* **Provided data**
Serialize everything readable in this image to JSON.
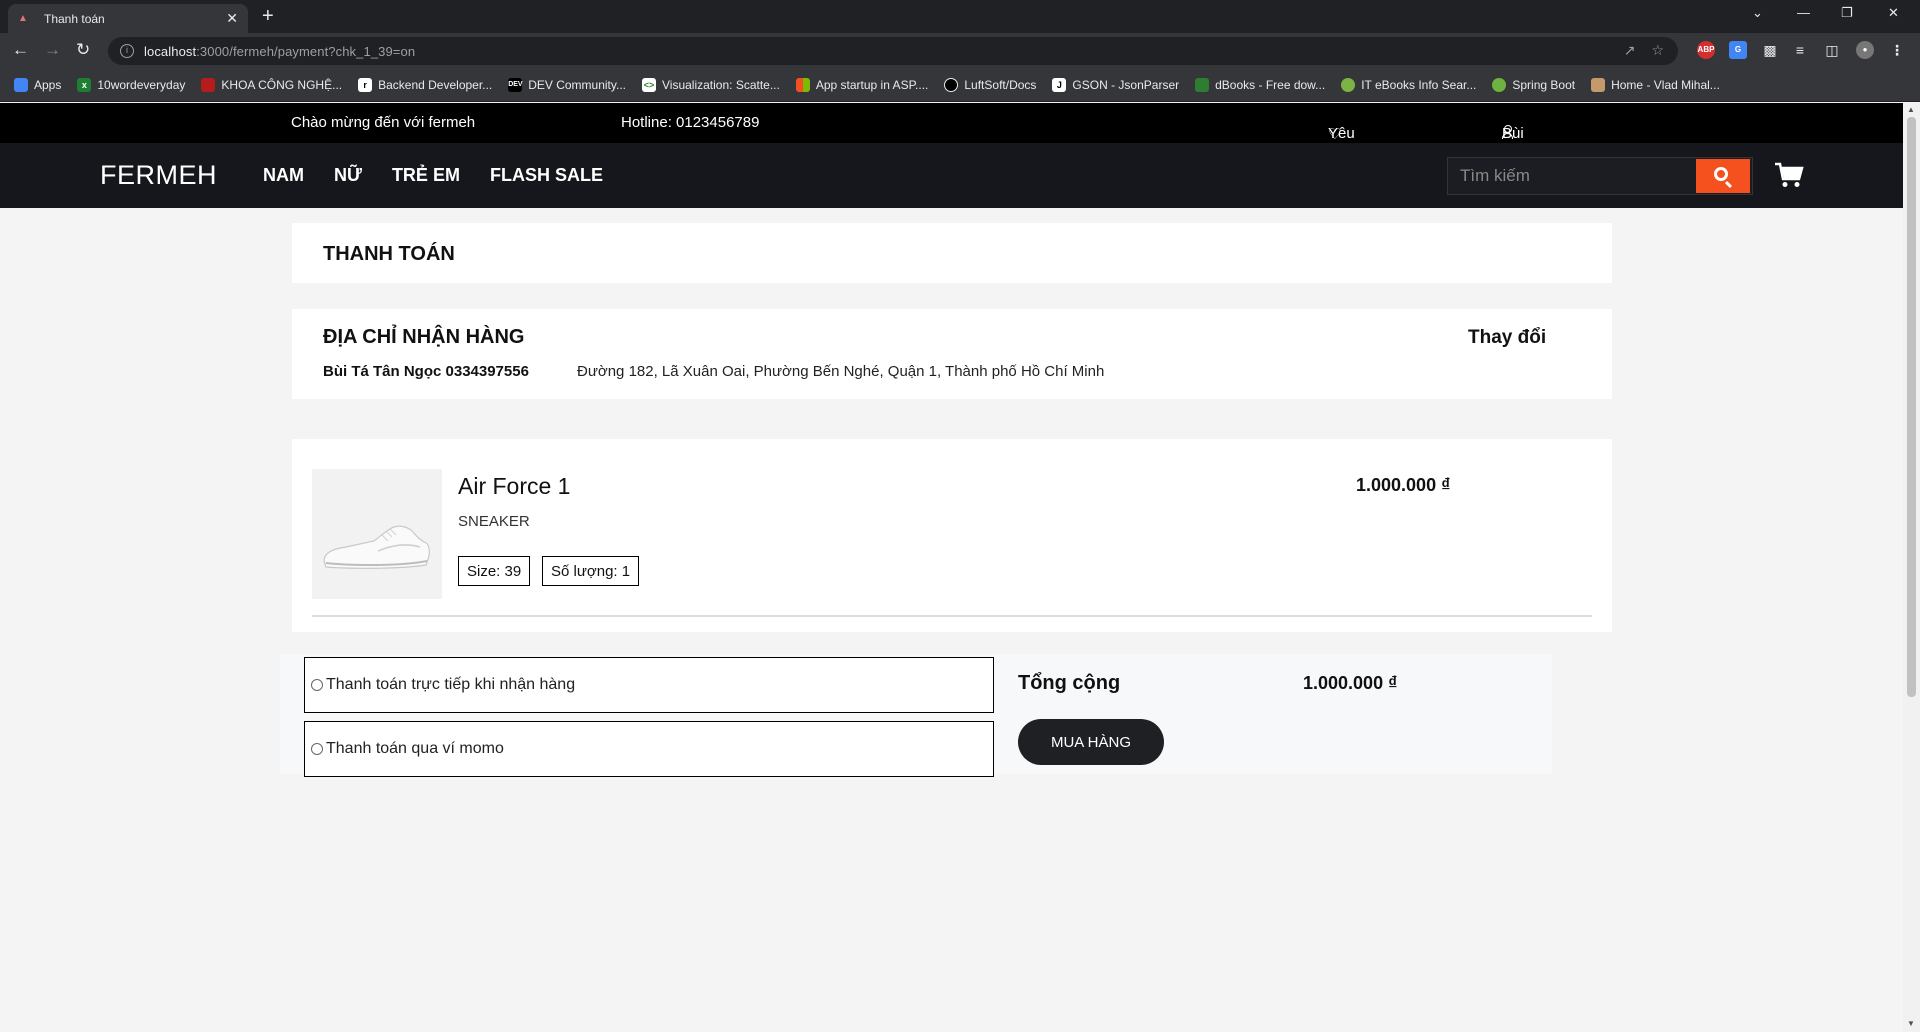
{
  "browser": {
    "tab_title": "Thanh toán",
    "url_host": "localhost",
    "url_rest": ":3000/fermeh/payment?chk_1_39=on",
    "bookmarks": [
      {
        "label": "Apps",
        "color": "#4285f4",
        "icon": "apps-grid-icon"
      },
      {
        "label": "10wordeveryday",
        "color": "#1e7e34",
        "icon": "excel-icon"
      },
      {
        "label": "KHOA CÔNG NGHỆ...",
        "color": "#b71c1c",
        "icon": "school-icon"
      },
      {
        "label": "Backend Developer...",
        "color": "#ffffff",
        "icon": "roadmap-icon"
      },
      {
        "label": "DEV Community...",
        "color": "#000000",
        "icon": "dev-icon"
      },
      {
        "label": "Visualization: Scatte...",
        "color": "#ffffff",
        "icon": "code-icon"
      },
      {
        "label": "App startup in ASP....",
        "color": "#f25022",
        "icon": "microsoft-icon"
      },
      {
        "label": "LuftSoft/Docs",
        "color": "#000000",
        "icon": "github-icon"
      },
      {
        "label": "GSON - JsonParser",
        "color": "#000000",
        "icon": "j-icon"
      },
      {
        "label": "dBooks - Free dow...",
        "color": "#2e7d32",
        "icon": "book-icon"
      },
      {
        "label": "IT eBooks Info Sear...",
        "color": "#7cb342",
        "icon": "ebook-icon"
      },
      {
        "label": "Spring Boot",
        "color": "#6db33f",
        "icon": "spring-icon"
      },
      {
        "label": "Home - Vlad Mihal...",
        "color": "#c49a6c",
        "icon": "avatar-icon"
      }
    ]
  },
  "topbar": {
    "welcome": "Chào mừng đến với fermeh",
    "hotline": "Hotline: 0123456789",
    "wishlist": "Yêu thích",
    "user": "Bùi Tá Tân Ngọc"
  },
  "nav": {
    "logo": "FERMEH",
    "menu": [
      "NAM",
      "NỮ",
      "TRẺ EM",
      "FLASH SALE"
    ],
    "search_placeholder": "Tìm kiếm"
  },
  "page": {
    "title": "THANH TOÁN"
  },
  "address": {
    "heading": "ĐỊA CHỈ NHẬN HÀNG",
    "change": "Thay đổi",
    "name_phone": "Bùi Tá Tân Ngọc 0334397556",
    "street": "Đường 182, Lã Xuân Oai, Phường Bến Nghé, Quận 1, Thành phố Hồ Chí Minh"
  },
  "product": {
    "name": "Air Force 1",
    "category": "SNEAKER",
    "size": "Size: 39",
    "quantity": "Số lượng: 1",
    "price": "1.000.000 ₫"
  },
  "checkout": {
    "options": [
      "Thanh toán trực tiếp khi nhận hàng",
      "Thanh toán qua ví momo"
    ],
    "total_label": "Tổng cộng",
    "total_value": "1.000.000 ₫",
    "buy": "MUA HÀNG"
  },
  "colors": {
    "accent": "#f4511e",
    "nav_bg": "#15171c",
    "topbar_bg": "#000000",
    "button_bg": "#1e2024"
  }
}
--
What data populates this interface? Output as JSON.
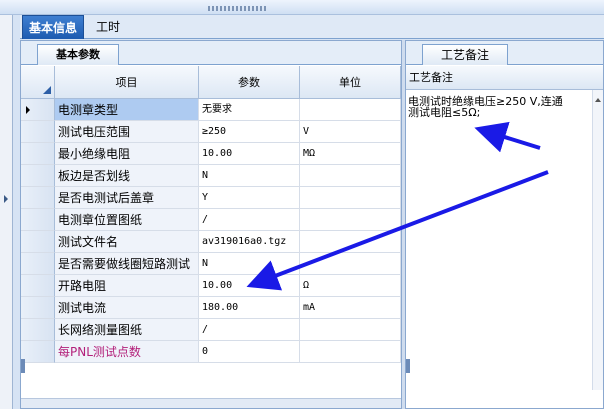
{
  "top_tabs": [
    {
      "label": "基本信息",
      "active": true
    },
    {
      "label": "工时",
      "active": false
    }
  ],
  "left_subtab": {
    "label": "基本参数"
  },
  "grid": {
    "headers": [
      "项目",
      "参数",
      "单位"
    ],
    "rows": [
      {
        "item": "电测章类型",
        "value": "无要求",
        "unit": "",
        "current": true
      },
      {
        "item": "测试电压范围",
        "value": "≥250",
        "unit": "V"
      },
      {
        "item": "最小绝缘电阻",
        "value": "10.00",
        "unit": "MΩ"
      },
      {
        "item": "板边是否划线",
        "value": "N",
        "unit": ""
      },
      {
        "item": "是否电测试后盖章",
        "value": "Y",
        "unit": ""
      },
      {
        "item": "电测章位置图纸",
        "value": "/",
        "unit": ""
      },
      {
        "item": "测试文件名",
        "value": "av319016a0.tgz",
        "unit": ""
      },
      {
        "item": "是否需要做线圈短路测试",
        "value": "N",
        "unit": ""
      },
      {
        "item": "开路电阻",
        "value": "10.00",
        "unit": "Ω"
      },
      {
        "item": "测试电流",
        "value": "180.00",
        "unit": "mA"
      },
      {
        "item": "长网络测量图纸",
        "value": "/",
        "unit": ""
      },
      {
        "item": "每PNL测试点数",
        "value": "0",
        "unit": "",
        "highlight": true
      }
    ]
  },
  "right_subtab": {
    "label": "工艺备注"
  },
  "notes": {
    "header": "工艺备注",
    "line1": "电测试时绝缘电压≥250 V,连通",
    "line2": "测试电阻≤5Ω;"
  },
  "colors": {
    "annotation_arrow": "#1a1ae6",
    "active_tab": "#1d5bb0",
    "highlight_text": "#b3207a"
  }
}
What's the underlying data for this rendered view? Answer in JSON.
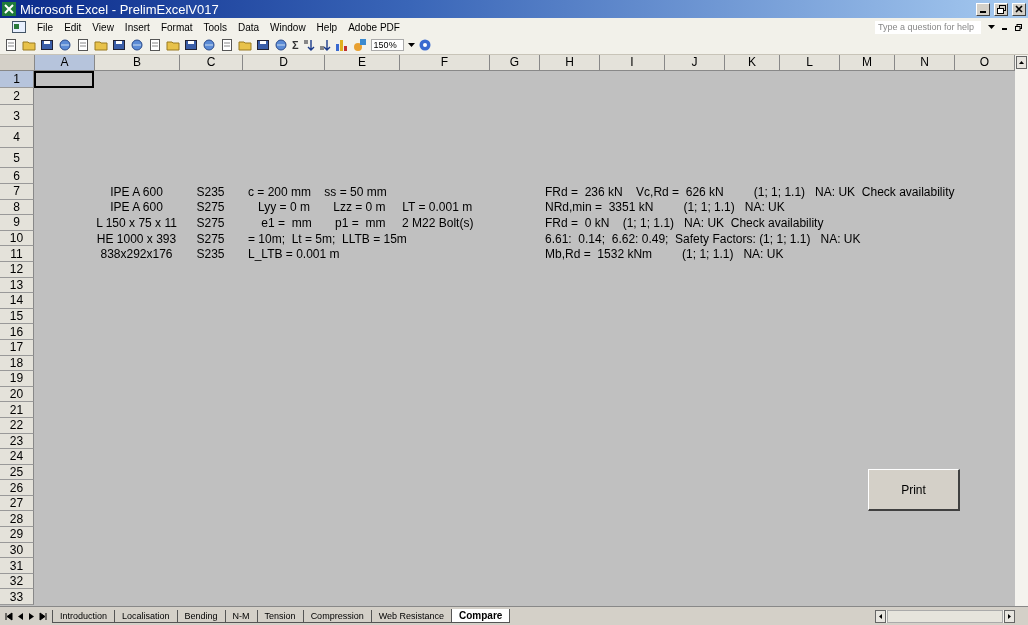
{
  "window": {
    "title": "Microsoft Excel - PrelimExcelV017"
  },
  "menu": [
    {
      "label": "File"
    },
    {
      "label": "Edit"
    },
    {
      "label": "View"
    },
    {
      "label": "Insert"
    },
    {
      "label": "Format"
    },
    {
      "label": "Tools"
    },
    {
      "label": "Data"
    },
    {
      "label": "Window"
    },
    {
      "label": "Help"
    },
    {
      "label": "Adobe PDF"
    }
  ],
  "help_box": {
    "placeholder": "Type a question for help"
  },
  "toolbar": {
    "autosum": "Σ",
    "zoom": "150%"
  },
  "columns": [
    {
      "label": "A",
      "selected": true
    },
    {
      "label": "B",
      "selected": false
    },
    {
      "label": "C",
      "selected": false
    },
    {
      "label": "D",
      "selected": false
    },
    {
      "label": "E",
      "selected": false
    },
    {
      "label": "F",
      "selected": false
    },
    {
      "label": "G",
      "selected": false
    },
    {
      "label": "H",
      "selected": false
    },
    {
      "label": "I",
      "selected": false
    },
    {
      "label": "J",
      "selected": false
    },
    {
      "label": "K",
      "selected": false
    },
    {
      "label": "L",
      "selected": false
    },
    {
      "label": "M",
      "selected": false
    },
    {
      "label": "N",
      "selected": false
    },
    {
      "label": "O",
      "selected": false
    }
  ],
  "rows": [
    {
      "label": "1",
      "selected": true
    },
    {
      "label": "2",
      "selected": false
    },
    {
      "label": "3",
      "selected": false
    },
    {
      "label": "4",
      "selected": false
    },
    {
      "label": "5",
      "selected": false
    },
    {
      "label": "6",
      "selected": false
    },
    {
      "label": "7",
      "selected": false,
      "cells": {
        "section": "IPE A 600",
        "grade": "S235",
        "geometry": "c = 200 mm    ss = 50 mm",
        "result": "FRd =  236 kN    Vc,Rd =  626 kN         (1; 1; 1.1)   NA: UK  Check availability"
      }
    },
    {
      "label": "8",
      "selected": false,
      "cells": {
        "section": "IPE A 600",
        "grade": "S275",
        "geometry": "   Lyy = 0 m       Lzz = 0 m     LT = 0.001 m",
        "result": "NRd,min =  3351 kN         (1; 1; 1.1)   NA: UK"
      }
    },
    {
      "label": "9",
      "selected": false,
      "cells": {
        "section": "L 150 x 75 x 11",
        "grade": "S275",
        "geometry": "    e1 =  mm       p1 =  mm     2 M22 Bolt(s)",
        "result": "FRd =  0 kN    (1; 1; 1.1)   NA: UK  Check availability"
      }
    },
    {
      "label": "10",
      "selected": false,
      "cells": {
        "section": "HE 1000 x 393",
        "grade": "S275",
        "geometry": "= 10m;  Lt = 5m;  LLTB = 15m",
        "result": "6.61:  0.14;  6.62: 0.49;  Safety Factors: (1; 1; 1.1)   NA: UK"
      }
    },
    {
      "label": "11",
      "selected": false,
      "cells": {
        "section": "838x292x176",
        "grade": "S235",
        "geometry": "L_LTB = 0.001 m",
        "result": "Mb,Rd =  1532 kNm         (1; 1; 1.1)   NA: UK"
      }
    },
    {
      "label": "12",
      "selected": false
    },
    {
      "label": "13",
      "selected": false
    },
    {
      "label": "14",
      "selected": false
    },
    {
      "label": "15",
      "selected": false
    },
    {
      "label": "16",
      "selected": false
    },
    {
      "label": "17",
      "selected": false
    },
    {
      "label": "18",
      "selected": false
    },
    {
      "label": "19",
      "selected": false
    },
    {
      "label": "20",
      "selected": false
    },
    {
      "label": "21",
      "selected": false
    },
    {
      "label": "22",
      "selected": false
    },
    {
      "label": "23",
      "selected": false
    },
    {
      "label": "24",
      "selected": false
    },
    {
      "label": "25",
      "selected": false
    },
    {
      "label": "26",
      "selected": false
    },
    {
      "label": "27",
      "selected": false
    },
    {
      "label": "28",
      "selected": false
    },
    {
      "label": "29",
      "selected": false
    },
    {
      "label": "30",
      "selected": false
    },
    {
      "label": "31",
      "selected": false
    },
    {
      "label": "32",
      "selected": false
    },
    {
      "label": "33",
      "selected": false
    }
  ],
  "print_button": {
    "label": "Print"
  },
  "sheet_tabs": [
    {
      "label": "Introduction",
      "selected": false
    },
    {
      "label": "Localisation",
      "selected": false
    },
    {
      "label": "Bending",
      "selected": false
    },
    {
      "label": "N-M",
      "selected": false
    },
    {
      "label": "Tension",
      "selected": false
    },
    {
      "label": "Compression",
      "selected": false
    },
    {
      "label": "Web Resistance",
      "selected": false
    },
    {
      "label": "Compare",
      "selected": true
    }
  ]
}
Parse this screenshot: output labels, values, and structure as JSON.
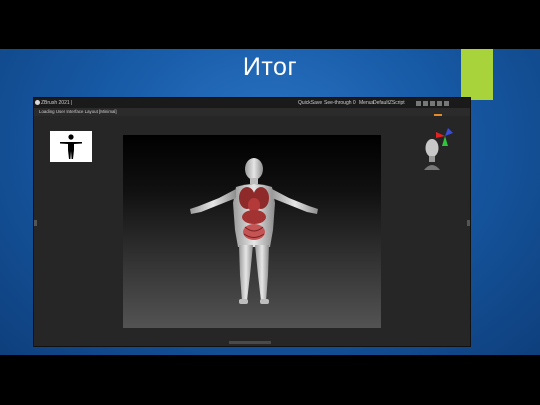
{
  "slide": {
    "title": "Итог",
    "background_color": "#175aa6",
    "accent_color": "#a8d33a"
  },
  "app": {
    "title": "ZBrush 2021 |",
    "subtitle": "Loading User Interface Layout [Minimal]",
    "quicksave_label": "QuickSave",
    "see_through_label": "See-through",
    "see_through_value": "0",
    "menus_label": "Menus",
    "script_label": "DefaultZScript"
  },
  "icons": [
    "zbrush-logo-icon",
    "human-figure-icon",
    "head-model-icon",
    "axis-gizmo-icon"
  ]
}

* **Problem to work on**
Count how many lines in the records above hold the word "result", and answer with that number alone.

* **Response to the exercise**
5